What is a Sane Organisation?
Korzybski believed that sanity is the ability to consciously adapt to a changing environment (model it, map it). If the world changes, the sane change with it, while the insane refuse change.
“It is naively assumed that the fact that the majority of people share certain ideas or feelings proves the validity of these ideas and feelings. Nothing is further from the truth… Just as there is a ‘Folie à deux’ (madness shared by two) there is a ‘folie à millions.’ The fact that millions of people share the same vices does not make these vices virtues, the fact that they share so many errors does not make the errors to be truths, and the fact that millions of people share the same form of mental pathology does not make these people sane.”
So what is a sane organisation?
For me, it is any organisation which thinks for itself, in context. Which knows itself, and recognises that it needs to continually monitor its context, in case that context changes.
And by “knows itself” I mean something akin to the inscription in the pronaos of the Temple of Apollo at Delphi: “Know Thyself”, and in particular in the manner Plato uses the phrase as a maxim for Socrates in describing his motive for dialogue.

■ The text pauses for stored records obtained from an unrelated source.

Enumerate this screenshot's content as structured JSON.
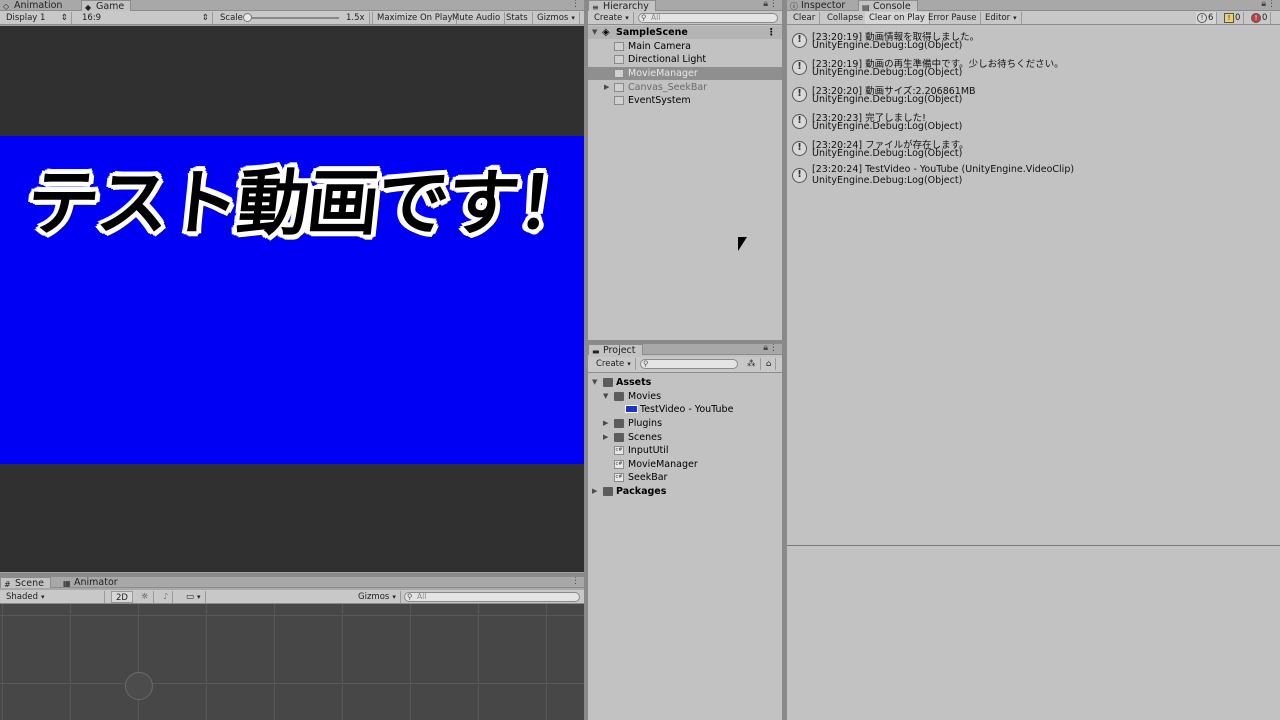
{
  "game_panel": {
    "tabs": [
      {
        "label": "Animation",
        "icon": "animation-icon"
      },
      {
        "label": "Game",
        "icon": "game-icon"
      }
    ],
    "toolbar": {
      "display": "Display 1",
      "aspect": "16:9",
      "scale_label": "Scale",
      "scale_value": "1.5x",
      "maximize_on_play": "Maximize On Play",
      "mute_audio": "Mute Audio",
      "stats": "Stats",
      "gizmos": "Gizmos"
    },
    "video_title": "テスト動画です！",
    "video_bg_color": "#0000f5"
  },
  "scene_panel": {
    "tabs": [
      {
        "label": "Scene",
        "icon": "grid-icon"
      },
      {
        "label": "Animator",
        "icon": "animator-icon"
      }
    ],
    "toolbar": {
      "shading": "Shaded",
      "mode_2d": "2D",
      "gizmos": "Gizmos",
      "search_placeholder": "All"
    }
  },
  "hierarchy": {
    "tab_label": "Hierarchy",
    "create_label": "Create",
    "search_placeholder": "All",
    "scene_name": "SampleScene",
    "items": [
      {
        "label": "Main Camera"
      },
      {
        "label": "Directional Light"
      },
      {
        "label": "MovieManager"
      },
      {
        "label": "Canvas_SeekBar"
      },
      {
        "label": "EventSystem"
      }
    ]
  },
  "project": {
    "tab_label": "Project",
    "create_label": "Create",
    "items": [
      {
        "label": "Assets",
        "icon": "folder-icon"
      },
      {
        "label": "Movies",
        "icon": "folder-icon"
      },
      {
        "label": "TestVideo - YouTube",
        "icon": "video-clip-icon"
      },
      {
        "label": "Plugins",
        "icon": "folder-icon"
      },
      {
        "label": "Scenes",
        "icon": "folder-icon"
      },
      {
        "label": "InputUtil",
        "icon": "script-icon"
      },
      {
        "label": "MovieManager",
        "icon": "script-icon"
      },
      {
        "label": "SeekBar",
        "icon": "script-icon"
      },
      {
        "label": "Packages",
        "icon": "folder-icon"
      }
    ]
  },
  "console": {
    "tabs": [
      {
        "label": "Inspector",
        "icon": "info-icon"
      },
      {
        "label": "Console",
        "icon": "console-icon"
      }
    ],
    "toolbar": {
      "clear": "Clear",
      "collapse": "Collapse",
      "clear_on_play": "Clear on Play",
      "error_pause": "Error Pause",
      "editor": "Editor",
      "log_count": "6",
      "warning_count": "0",
      "error_count": "0"
    },
    "logs": [
      {
        "line1": "[23:20:19] 動画情報を取得しました。",
        "line2": "UnityEngine.Debug:Log(Object)"
      },
      {
        "line1": "[23:20:19] 動画の再生準備中です。少しお待ちください。",
        "line2": "UnityEngine.Debug:Log(Object)"
      },
      {
        "line1": "[23:20:20] 動画サイズ:2.206861MB",
        "line2": "UnityEngine.Debug:Log(Object)"
      },
      {
        "line1": "[23:20:23] 完了しました!",
        "line2": "UnityEngine.Debug:Log(Object)"
      },
      {
        "line1": "[23:20:24] ファイルが存在します。",
        "line2": "UnityEngine.Debug:Log(Object)"
      },
      {
        "line1": "[23:20:24] TestVideo - YouTube (UnityEngine.VideoClip)",
        "line2": "UnityEngine.Debug:Log(Object)"
      }
    ]
  }
}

“To find yourself, think for yourself.”
See also: Self-knowledge (Psychology) and in particular, Self-perception Theory, the latter involving as it does validation or ‘testing’ of one’s supposed presuppositions, attitudes, and beliefs through examination of actual behaviours.
Is a Sane Organisation More or Less Effective?
Whilst sane organisations sounds like it might be a good idea, not least from the perspective of the folks that have to work in organisations, can we justify the effort in improving sanity? Do saner organisations have any tangible advantages over their typically less sane cousins? Does it translate to the bottom-line? And is that a sane question, in itself?
Personally, I think it’s self-evident that saner organisations have advantages, both for the folks working in them, and for the folks who have to deal with them (e.g. customers, suppliers). And if we believe (many do not, it seems) that happier employees means more productive employees (and happier customers too, btw) then we can predict a positive impact on the effectiveness of the organisation (and thence to the bottom-line).
Caveat: In an insane world, sanity may be less of a commercial advantage than we might first think?
“We cannot live better than in seeking to become better.”
Sanity, Enlightenment, Love and Wholeness
In a recent post i wrote about Zen and the enlightened organisation, making a plea for the benefits of bringing “enlightenment” – in the classical Zen sense – to organisations.
“Love is the only sane and satisfactory answer to the problem of human existence.”
~ Erich Fromm
“A corporation is organised as a system – it has this department, that department, that department… they don’t have any meaning separately; they only can function together. And also the body is a system. Society is a system in some sense. And so on.”
~ David Bohm, Thought as a System (1992)
For me, these four ideas – sanity, love, enlightenment and wholeness – seem inextricably interwoven.
Sanity – Wikipedia entry
Science and Sanity ~ Alfred Korzybski (full book online here, quick intro here)
Korzybski Quotes in Context – Web page
Neurological Relativism and Time-binding – Interview with Robert Anton Wilson (audio)
Symptoms of the Dysfunctional Organisation – White Paper
Wholeness and the Implicate Order ~ David Bohm